[Records contained in a dataset]

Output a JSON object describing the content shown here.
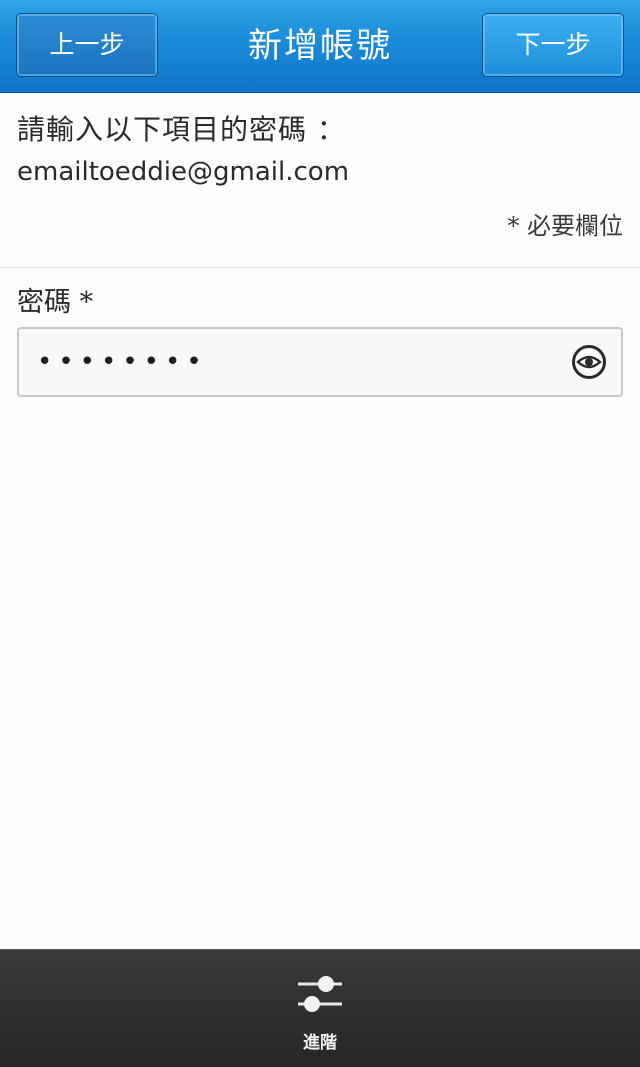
{
  "titlebar": {
    "back_label": "上一步",
    "title": "新增帳號",
    "next_label": "下一步"
  },
  "prompt": {
    "line1": "請輸入以下項目的密碼 ：",
    "email": "emailtoeddie@gmail.com"
  },
  "required_note": "* 必要欄位",
  "password_field": {
    "label": "密碼 *",
    "masked_value": "••••••••"
  },
  "actionbar": {
    "advanced_label": "進階"
  },
  "icons": {
    "show_password": "eye-icon",
    "advanced": "sliders-icon"
  },
  "colors": {
    "titlebar_blue": "#1a8ad8",
    "actionbar_dark": "#2b2b2b"
  }
}
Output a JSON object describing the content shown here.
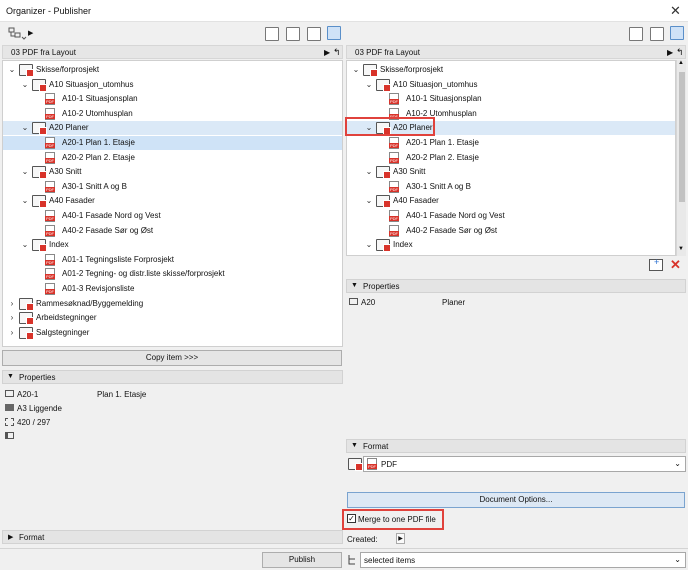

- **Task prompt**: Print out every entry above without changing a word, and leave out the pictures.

- **Solution**:
Output a JSON object describing the content shown here.
{
  "titlebar": {
    "back_label": "上一步",
    "title": "新增帳號",
    "next_label": "下一步"
  },
  "prompt": {
    "line1": "請輸入以下項目的密碼 ：",
    "email": "emailtoeddie@gmail.com"
  },
  "required_note": "* 必要欄位",
  "password_field": {
    "label": "密碼 *",
    "masked_value": "••••••••"
  },
  "actionbar": {
    "advanced_label": "進階"
  },
  "icons": {
    "show_password": "eye-icon",
    "advanced": "sliders-icon"
  },
  "colors": {
    "titlebar_blue": "#1a8ad8",
    "actionbar_dark": "#2b2b2b"
  }
}
Output a JSON object describing the content shown here.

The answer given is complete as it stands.